_Work request_
Could you write out the records exactly as they are given?

(Saved entries)
***
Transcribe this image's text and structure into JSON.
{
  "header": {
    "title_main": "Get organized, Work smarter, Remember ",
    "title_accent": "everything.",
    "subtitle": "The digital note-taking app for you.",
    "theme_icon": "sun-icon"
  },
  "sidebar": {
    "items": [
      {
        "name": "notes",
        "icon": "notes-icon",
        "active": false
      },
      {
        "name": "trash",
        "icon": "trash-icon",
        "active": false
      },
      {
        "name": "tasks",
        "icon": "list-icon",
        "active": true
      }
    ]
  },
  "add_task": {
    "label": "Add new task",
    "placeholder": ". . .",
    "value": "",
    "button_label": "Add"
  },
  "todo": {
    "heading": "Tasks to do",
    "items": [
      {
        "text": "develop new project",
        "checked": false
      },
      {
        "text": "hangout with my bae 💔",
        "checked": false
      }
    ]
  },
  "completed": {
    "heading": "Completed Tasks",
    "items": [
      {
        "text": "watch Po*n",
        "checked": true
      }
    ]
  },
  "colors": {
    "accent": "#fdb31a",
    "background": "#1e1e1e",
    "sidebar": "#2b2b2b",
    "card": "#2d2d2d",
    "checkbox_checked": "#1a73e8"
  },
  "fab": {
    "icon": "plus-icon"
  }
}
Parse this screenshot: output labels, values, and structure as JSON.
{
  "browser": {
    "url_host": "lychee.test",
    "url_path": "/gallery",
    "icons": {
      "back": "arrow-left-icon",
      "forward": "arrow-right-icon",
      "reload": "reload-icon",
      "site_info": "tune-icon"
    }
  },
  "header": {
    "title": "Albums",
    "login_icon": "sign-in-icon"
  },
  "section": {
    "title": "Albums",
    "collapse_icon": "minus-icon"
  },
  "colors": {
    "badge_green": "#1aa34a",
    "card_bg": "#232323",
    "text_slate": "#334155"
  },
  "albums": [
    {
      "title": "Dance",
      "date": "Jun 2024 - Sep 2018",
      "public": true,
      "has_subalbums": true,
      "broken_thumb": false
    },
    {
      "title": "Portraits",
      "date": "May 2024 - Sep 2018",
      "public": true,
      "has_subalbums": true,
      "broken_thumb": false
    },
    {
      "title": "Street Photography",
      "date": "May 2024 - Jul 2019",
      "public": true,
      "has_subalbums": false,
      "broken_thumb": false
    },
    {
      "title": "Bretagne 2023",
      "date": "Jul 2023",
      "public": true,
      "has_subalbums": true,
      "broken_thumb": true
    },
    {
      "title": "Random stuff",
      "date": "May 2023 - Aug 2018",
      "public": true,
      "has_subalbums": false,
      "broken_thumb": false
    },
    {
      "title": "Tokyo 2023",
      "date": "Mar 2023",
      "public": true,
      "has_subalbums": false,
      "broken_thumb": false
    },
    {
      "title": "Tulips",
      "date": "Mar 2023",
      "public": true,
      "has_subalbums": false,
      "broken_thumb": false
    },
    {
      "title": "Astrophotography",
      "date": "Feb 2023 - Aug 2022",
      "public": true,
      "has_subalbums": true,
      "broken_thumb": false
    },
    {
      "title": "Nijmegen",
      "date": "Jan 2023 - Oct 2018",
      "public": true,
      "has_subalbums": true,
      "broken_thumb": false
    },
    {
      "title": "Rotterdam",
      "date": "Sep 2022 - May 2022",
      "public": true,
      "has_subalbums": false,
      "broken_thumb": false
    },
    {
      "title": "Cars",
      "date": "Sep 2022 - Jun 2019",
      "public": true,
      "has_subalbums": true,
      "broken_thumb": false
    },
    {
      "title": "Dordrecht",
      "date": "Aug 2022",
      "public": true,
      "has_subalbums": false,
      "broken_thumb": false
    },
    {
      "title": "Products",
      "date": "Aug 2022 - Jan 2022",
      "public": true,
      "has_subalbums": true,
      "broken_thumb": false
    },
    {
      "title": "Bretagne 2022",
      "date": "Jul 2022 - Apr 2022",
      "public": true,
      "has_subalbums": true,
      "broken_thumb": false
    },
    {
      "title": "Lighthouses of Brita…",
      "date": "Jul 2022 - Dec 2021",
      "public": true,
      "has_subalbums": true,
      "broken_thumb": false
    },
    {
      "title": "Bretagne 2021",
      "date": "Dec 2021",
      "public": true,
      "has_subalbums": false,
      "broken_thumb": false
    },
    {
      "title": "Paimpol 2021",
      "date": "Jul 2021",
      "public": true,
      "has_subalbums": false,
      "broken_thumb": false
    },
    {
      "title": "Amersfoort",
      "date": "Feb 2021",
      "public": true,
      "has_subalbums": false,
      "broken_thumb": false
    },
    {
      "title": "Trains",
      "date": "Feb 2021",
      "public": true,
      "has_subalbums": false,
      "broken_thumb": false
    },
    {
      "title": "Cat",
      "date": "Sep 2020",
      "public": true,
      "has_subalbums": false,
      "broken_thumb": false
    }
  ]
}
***
_Exercise result_
Transcribe this image's text and structure into JSON.
{
  "header": {
    "title_main": "Get organized, Work smarter, Remember ",
    "title_accent": "everything.",
    "subtitle": "The digital note-taking app for you.",
    "theme_icon": "sun-icon"
  },
  "sidebar": {
    "items": [
      {
        "name": "notes",
        "icon": "notes-icon",
        "active": false
      },
      {
        "name": "trash",
        "icon": "trash-icon",
        "active": false
      },
      {
        "name": "tasks",
        "icon": "list-icon",
        "active": true
      }
    ]
  },
  "add_task": {
    "label": "Add new task",
    "placeholder": ". . .",
    "value": "",
    "button_label": "Add"
  },
  "todo": {
    "heading": "Tasks to do",
    "items": [
      {
        "text": "develop new project",
        "checked": false
      },
      {
        "text": "hangout with my bae 💔",
        "checked": false
      }
    ]
  },
  "completed": {
    "heading": "Completed Tasks",
    "items": [
      {
        "text": "watch Po*n",
        "checked": true
      }
    ]
  },
  "colors": {
    "accent": "#fdb31a",
    "background": "#1e1e1e",
    "sidebar": "#2b2b2b",
    "card": "#2d2d2d",
    "checkbox_checked": "#1a73e8"
  },
  "fab": {
    "icon": "plus-icon"
  }
}
Parse this screenshot: output labels, values, and structure as JSON.
{
  "browser": {
    "url_host": "lychee.test",
    "url_path": "/gallery",
    "icons": {
      "back": "arrow-left-icon",
      "forward": "arrow-right-icon",
      "reload": "reload-icon",
      "site_info": "tune-icon"
    }
  },
  "header": {
    "title": "Albums",
    "login_icon": "sign-in-icon"
  },
  "section": {
    "title": "Albums",
    "collapse_icon": "minus-icon"
  },
  "colors": {
    "badge_green": "#1aa34a",
    "card_bg": "#232323",
    "text_slate": "#334155"
  },
  "albums": [
    {
      "title": "Dance",
      "date": "Jun 2024 - Sep 2018",
      "public": true,
      "has_subalbums": true,
      "broken_thumb": false
    },
    {
      "title": "Portraits",
      "date": "May 2024 - Sep 2018",
      "public": true,
      "has_subalbums": true,
      "broken_thumb": false
    },
    {
      "title": "Street Photography",
      "date": "May 2024 - Jul 2019",
      "public": true,
      "has_subalbums": false,
      "broken_thumb": false
    },
    {
      "title": "Bretagne 2023",
      "date": "Jul 2023",
      "public": true,
      "has_subalbums": true,
      "broken_thumb": true
    },
    {
      "title": "Random stuff",
      "date": "May 2023 - Aug 2018",
      "public": true,
      "has_subalbums": false,
      "broken_thumb": false
    },
    {
      "title": "Tokyo 2023",
      "date": "Mar 2023",
      "public": true,
      "has_subalbums": false,
      "broken_thumb": false
    },
    {
      "title": "Tulips",
      "date": "Mar 2023",
      "public": true,
      "has_subalbums": false,
      "broken_thumb": false
    },
    {
      "title": "Astrophotography",
      "date": "Feb 2023 - Aug 2022",
      "public": true,
      "has_subalbums": true,
      "broken_thumb": false
    },
    {
      "title": "Nijmegen",
      "date": "Jan 2023 - Oct 2018",
      "public": true,
      "has_subalbums": true,
      "broken_thumb": false
    },
    {
      "title": "Rotterdam",
      "date": "Sep 2022 - May 2022",
      "public": true,
      "has_subalbums": false,
      "broken_thumb": false
    },
    {
      "title": "Cars",
      "date": "Sep 2022 - Jun 2019",
      "public": true,
      "has_subalbums": true,
      "broken_thumb": false
    },
    {
      "title": "Dordrecht",
      "date": "Aug 2022",
      "public": true,
      "has_subalbums": false,
      "broken_thumb": false
    },
    {
      "title": "Products",
      "date": "Aug 2022 - Jan 2022",
      "public": true,
      "has_subalbums": true,
      "broken_thumb": false
    },
    {
      "title": "Bretagne 2022",
      "date": "Jul 2022 - Apr 2022",
      "public": true,
      "has_subalbums": true,
      "broken_thumb": false
    },
    {
      "title": "Lighthouses of Brita…",
      "date": "Jul 2022 - Dec 2021",
      "public": true,
      "has_subalbums": true,
      "broken_thumb": false
    },
    {
      "title": "Bretagne 2021",
      "date": "Dec 2021",
      "public": true,
      "has_subalbums": false,
      "broken_thumb": false
    },
    {
      "title": "Paimpol 2021",
      "date": "Jul 2021",
      "public": true,
      "has_subalbums": false,
      "broken_thumb": false
    },
    {
      "title": "Amersfoort",
      "date": "Feb 2021",
      "public": true,
      "has_subalbums": false,
      "broken_thumb": false
    },
    {
      "title": "Trains",
      "date": "Feb 2021",
      "public": true,
      "has_subalbums": false,
      "broken_thumb": false
    },
    {
      "title": "Cat",
      "date": "Sep 2020",
      "public": true,
      "has_subalbums": false,
      "broken_thumb": false
    }
  ]
}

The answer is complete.